Published: June 16, 2020

Social media platforms demand nearly constant content creation. It can seem like an overwhelming task, but if done well, it’s worth it. Strategically developed content can make a big impact on your campaign, attracting new supporters while keeping established ones engaged.


Yes, your grandfather is on Facebook and inadvertently spreading misinformation because he doesn’t understand how it works. And so is a staggering percentage of the voting population.

But you have a vision and a story you want to get out there, right? Well guess what? You’re the expert. You’re the thought leader. Facebook offers you a golden opportunity to share your carefully crafted message with the world. It doesn’t have to be a formal, five-paragraph essay. It can be simple and to the point. Maybe half a page, maybe just a sentence.

“I’m running for the school board for these three reasons: x, y, z.” There’s a position. Post it.

Expand on why x, y, and z to matter to you. Then share an anecdote about how you were first inspired by x, y, and z. And now you’ve already got three posts.

If you’ve written position papers, great! Share them as Facebook posts. Share each one of those posts repeatedly.

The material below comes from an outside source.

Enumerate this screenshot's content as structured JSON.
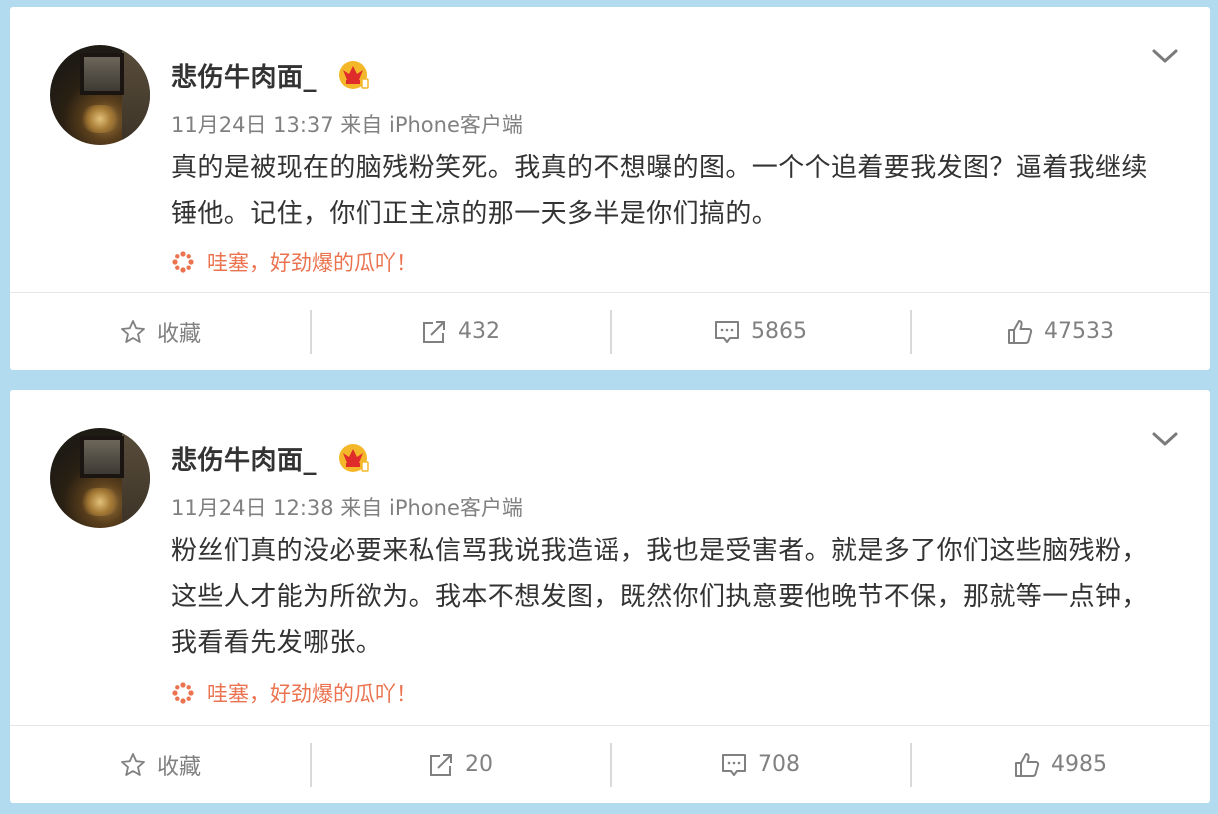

Videos also make great content for Facebook. Here’s a good “this is why I’m running” video. In less than a minute, we learn a lot about the candidate’s experience and values.


Here’s a cut-and-dried bright spot for spreading news and insights. (If you can avoid the rabbit hole of trolling and verbal wars that misconstrue and mangle meaning and waste precious time.) 

Use Twitter as a platform to broadcast your own press releases. Daily information can be its own form of a press release. 

Twitter is where news first hits and then trickles down into other social media. Don’t spend too much time following threads or leads, since that web is complicated and tight. Instead, make your statements, engage a little bit, and move on. 

A good example of tweet-as-press-release is Mayor Pete’s announcement of his new book. It’s a mix of text and video.


Pinterest reaches 83% of American women between the ages of 25 and 54. More than half of its users have college degrees. This is a vast treasure trove of likely voters. While Pinterest is a bit of a hotbed for angry political memes, it’s also a great platform for sharing responsible content. Craft your own Pinterest board and fill it with:

  • Your own voter guides
  • Illustrated step-by-step diagrams of voting by mail
  • Helpful hints for online learning
  • Resources helping parents in any way during quarantine
  • Trustworthy visual bar graphs supporting your views and platforms
  • Inspiring memes devoted to politics, women, history
  • And let’s face it – the best use of Pinterest: recipes. 

Hilary Clinton’s Pinterest board is a great source of inspiration.


Why not start your own channel? Everybody’s doing it. You can speak directly to voters in essay-like videos. You can get super creative with pop-ups and polls and text. Or you can just speak. How about a vlog explaining how to vote by mail? And people always need help with explanations of ballot issues. Sure it’s from your perspective, but it’s a solid way to demonstrate your viewpoint, platform and command of the issues. 

Or if you want to do something different, why not host our own cooking show where you share your dad’s recipe for peanut butter and banana sandwiches? Just make sure to throw in some politics from time to time.

Videos are easy to make and upload. And once you do, it’s easy to share them on Facebook and LinkedIn. An interesting factoid to keep in mind: YouTube is used by men slightly more than women. 

Beto O’Rourke knows how to use YouTube effectively.


This platform is aspirational, with feel-good content. Over 4 in 10 women use IG, compared to 38% of men who use the platform. Share memes of positivity and pictures of you smiling with voters, friends, kids and family. Try to post a couple times per week. Don’t “post and ghost” — spend 15 minutes after each posting to engage and interact with other users. That’s what the algorithm rewards.

But if you’re not already an “influencer,” Instagram is not necessarily your path to social dominance. The algorithm is set to keep you scrolling and in the app. Growth is difficult. But stay active, post selfies (so you’re recognizable), and feel free to speak directly to followers through IG stories. 

And don’t forget: IG is about aspiration. Lift people up and educate. 

AOC’s feed is an excellent example.


If you’re brave enough to attempt very simple video editing, jump into the TikToksphere! It’s rather untouched by politicos, so there’s plenty of room to make an impact. Focus on educating constituents (and know that they skew much younger). Consider the videos with pop-up information that lets people know how to vote by mail. 

Go ahead and have fun with it. You could really stand out in a crowd of “Savage” dancers. 

If Kamala Harris can have a TikTok account, so can you.